Data about app and page elements:
* * * *
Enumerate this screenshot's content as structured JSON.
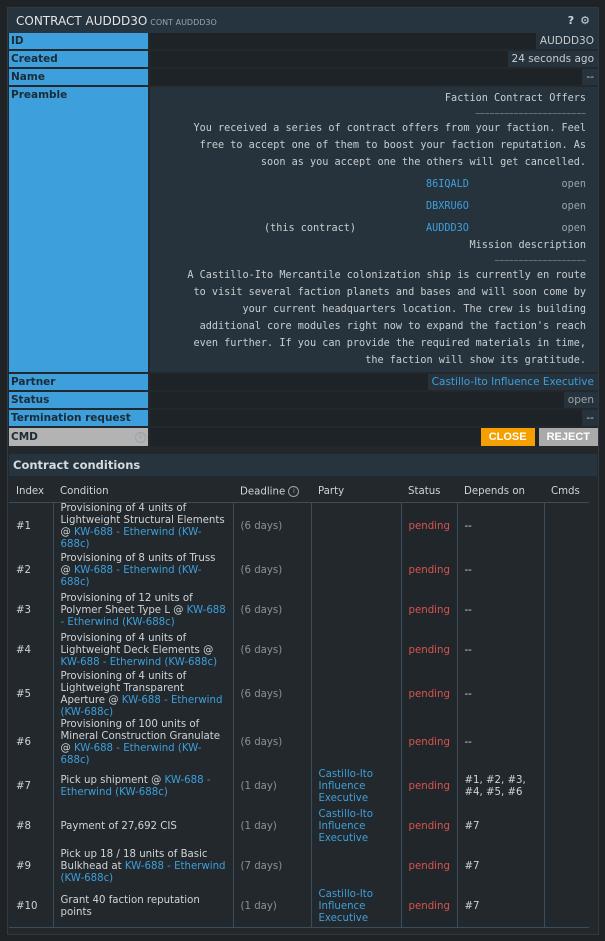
{
  "title": {
    "main": "CONTRACT AUDDD3O",
    "sub": "CONT AUDDD3O"
  },
  "icons": {
    "help": "?",
    "settings": "⚙"
  },
  "props": {
    "id": {
      "label": "ID",
      "value": "AUDDD3O"
    },
    "created": {
      "label": "Created",
      "value": "24 seconds ago"
    },
    "name": {
      "label": "Name",
      "value": "--"
    },
    "preamble": {
      "label": "Preamble",
      "heading": "Faction Contract Offers",
      "tilde1": "~~~~~~~~~~~~~~~~~~~~~~~",
      "intro_lines": [
        "You received a series of contract offers from your faction. Feel",
        "free to accept one of them to boost your faction reputation. As",
        "soon as you accept one the others will get cancelled."
      ],
      "offers": [
        {
          "note": "",
          "id": "86IQALD",
          "status": "open"
        },
        {
          "note": "",
          "id": "DBXRU6O",
          "status": "open"
        },
        {
          "note": "(this contract)",
          "id": "AUDDD3O",
          "status": "open"
        }
      ],
      "mission_heading": "Mission description",
      "tilde2": "~~~~~~~~~~~~~~~~~~~",
      "mission_lines": [
        "A Castillo-Ito Mercantile colonization ship is currently en route",
        "to visit several faction planets and bases and will soon come by",
        "your current headquarters location. The crew is building",
        "additional core modules right now to expand the faction's reach",
        "even further. If you can provide the required materials in time,",
        "the faction will show its gratitude."
      ]
    },
    "partner": {
      "label": "Partner",
      "value": "Castillo-Ito Influence Executive"
    },
    "status": {
      "label": "Status",
      "value": "open"
    },
    "termination": {
      "label": "Termination request",
      "value": "--"
    },
    "cmd": {
      "label": "CMD",
      "close": "CLOSE",
      "reject": "REJECT"
    }
  },
  "conditions": {
    "title": "Contract conditions",
    "headers": [
      "Index",
      "Condition",
      "Deadline",
      "Party",
      "Status",
      "Depends on",
      "Cmds"
    ],
    "rows": [
      {
        "index": "#1",
        "text": "Provisioning of 4 units of Lightweight Structural Elements @ ",
        "link": "KW-688 - Etherwind (KW-688c)",
        "deadline": "(6 days)",
        "party": "",
        "status": "pending",
        "depends": "--"
      },
      {
        "index": "#2",
        "text": "Provisioning of 8 units of Truss @ ",
        "link": "KW-688 - Etherwind (KW-688c)",
        "deadline": "(6 days)",
        "party": "",
        "status": "pending",
        "depends": "--"
      },
      {
        "index": "#3",
        "text": "Provisioning of 12 units of Polymer Sheet Type L @ ",
        "link": "KW-688 - Etherwind (KW-688c)",
        "deadline": "(6 days)",
        "party": "",
        "status": "pending",
        "depends": "--"
      },
      {
        "index": "#4",
        "text": "Provisioning of 4 units of Lightweight Deck Elements @ ",
        "link": "KW-688 - Etherwind (KW-688c)",
        "deadline": "(6 days)",
        "party": "",
        "status": "pending",
        "depends": "--"
      },
      {
        "index": "#5",
        "text": "Provisioning of 4 units of Lightweight Transparent Aperture @ ",
        "link": "KW-688 - Etherwind (KW-688c)",
        "deadline": "(6 days)",
        "party": "",
        "status": "pending",
        "depends": "--"
      },
      {
        "index": "#6",
        "text": "Provisioning of 100 units of Mineral Construction Granulate @ ",
        "link": "KW-688 - Etherwind (KW-688c)",
        "deadline": "(6 days)",
        "party": "",
        "status": "pending",
        "depends": "--"
      },
      {
        "index": "#7",
        "text": "Pick up shipment @ ",
        "link": "KW-688 - Etherwind (KW-688c)",
        "deadline": "(1 day)",
        "party": "Castillo-Ito Influence Executive",
        "status": "pending",
        "depends": "#1, #2, #3, #4, #5, #6"
      },
      {
        "index": "#8",
        "text": "Payment of 27,692 CIS",
        "link": "",
        "deadline": "(1 day)",
        "party": "Castillo-Ito Influence Executive",
        "status": "pending",
        "depends": "#7"
      },
      {
        "index": "#9",
        "text": "Pick up 18 / 18 units of Basic Bulkhead at ",
        "link": "KW-688 - Etherwind (KW-688c)",
        "deadline": "(7 days)",
        "party": "",
        "status": "pending",
        "depends": "#7"
      },
      {
        "index": "#10",
        "text": "Grant 40 faction reputation points",
        "link": "",
        "deadline": "(1 day)",
        "party": "Castillo-Ito Influence Executive",
        "status": "pending",
        "depends": "#7"
      }
    ]
  }
}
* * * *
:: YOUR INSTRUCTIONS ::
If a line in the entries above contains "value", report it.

:: FINAL ANSWER ::
      "value": "AUDDD3O"
      "value": "24 seconds ago"
      "value": "--"
      "value": "Castillo-Ito Influence Executive"
      "value": "open"
      "value": "--"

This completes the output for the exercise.